Una planta puede tener una personalidad compleja, con cualidades de oro igual que algunos defectos trágicos. El tarwi o lupino en muchas maneras en el cultivo perfecto: bien adaptado a los desafíos del clima altoandino, mientras es nutritivo para la gente y bueno para el suelo. Su lado oscuro es que requiere de mucha agua para lavar los venenos que pueden matar a tus gallinas inocentes.

Agradecimientos

Para escribir este cuento en Cochabamba, Bolivia, tuve la buena suerte de estar acompañado de Paul Van Mele y Marcella Vrolijks de Agro-Insight y Juan Vallejos y Maura Lazarte y otros de Proinpa. La visita se financió por la McKnight Foundation.

Para leer más

Calisaya, J.J.,  M. Lazarte, R. Oros, P. Mamani 2016 “Desarrollo Participativo de Innovaciones Tecnológicas para Incrementar la Productividad de los Suelos Agrícolas en Regiones Andinas Deprimidas de Bolivia.” Trabajo presentado en la reunión de la Comunidad de Práctica, McKnight Foundation, Ibarra, Ecuador 11-16 de julio. Ver la presentación aquí.

Para ver más

El video educativo para agricultores Producir tarwi sin enfermedad está disponible para ver y bajar en inglés, francés, español, y pronto también en quechua y aymara, en la plataforma Access Agriculture que se dedica a compartir videos.

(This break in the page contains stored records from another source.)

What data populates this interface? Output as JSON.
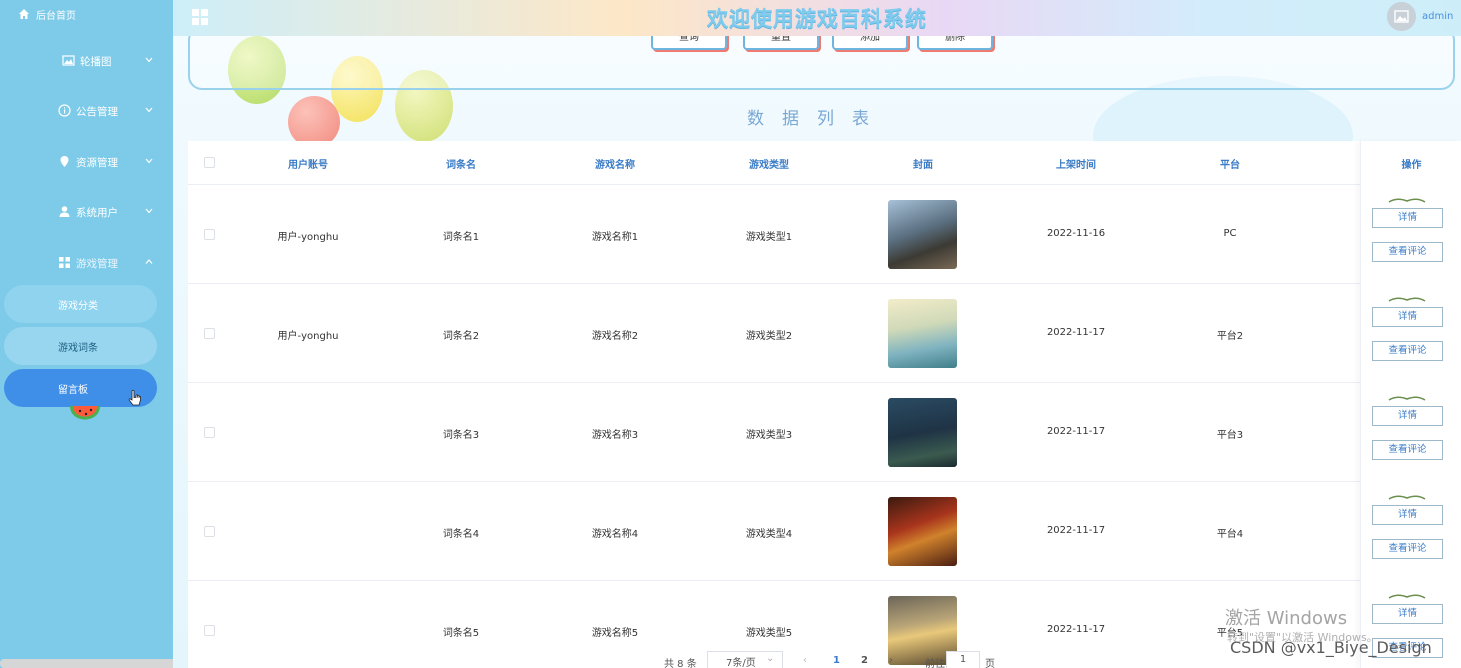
{
  "sidebar": {
    "home_label": "后台首页",
    "items": [
      {
        "label": "轮播图",
        "icon": "image-icon"
      },
      {
        "label": "公告管理",
        "icon": "info-icon"
      },
      {
        "label": "资源管理",
        "icon": "location-icon"
      },
      {
        "label": "系统用户",
        "icon": "user-icon"
      },
      {
        "label": "游戏管理",
        "icon": "grid-icon"
      }
    ],
    "sub_items": [
      {
        "label": "游戏分类"
      },
      {
        "label": "游戏词条"
      },
      {
        "label": "留言板"
      }
    ]
  },
  "header": {
    "title": "欢迎使用游戏百科系统",
    "user": "admin"
  },
  "search": {
    "buttons": {
      "query": "查询",
      "reset": "重置",
      "add": "添加",
      "delete": "删除"
    }
  },
  "section_title": "数据列表",
  "table": {
    "columns": {
      "account": "用户账号",
      "entry": "词条名",
      "game_name": "游戏名称",
      "game_type": "游戏类型",
      "cover": "封面",
      "date": "上架时间",
      "platform": "平台",
      "actions": "操作"
    },
    "rows": [
      {
        "account": "用户-yonghu",
        "entry": "词条名1",
        "game_name": "游戏名称1",
        "game_type": "游戏类型1",
        "date": "2022-11-16",
        "platform": "PC"
      },
      {
        "account": "用户-yonghu",
        "entry": "词条名2",
        "game_name": "游戏名称2",
        "game_type": "游戏类型2",
        "date": "2022-11-17",
        "platform": "平台2"
      },
      {
        "account": "",
        "entry": "词条名3",
        "game_name": "游戏名称3",
        "game_type": "游戏类型3",
        "date": "2022-11-17",
        "platform": "平台3"
      },
      {
        "account": "",
        "entry": "词条名4",
        "game_name": "游戏名称4",
        "game_type": "游戏类型4",
        "date": "2022-11-17",
        "platform": "平台4"
      },
      {
        "account": "",
        "entry": "词条名5",
        "game_name": "游戏名称5",
        "game_type": "游戏类型5",
        "date": "2022-11-17",
        "platform": "平台5"
      }
    ],
    "detail_label": "详情",
    "comments_label": "查看评论"
  },
  "pagination": {
    "total": "共 8 条",
    "page_size": "7条/页",
    "page1": "1",
    "page2": "2",
    "goto_prefix": "前往",
    "goto_value": "1",
    "goto_suffix": "页"
  },
  "watermark": {
    "activate_title": "激活 Windows",
    "activate_sub": "转到\"设置\"以激活 Windows。",
    "csdn": "CSDN @vx1_Biye_Design"
  }
}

Share on FacebookTweet about this on Twitter

Design by Olean webdesign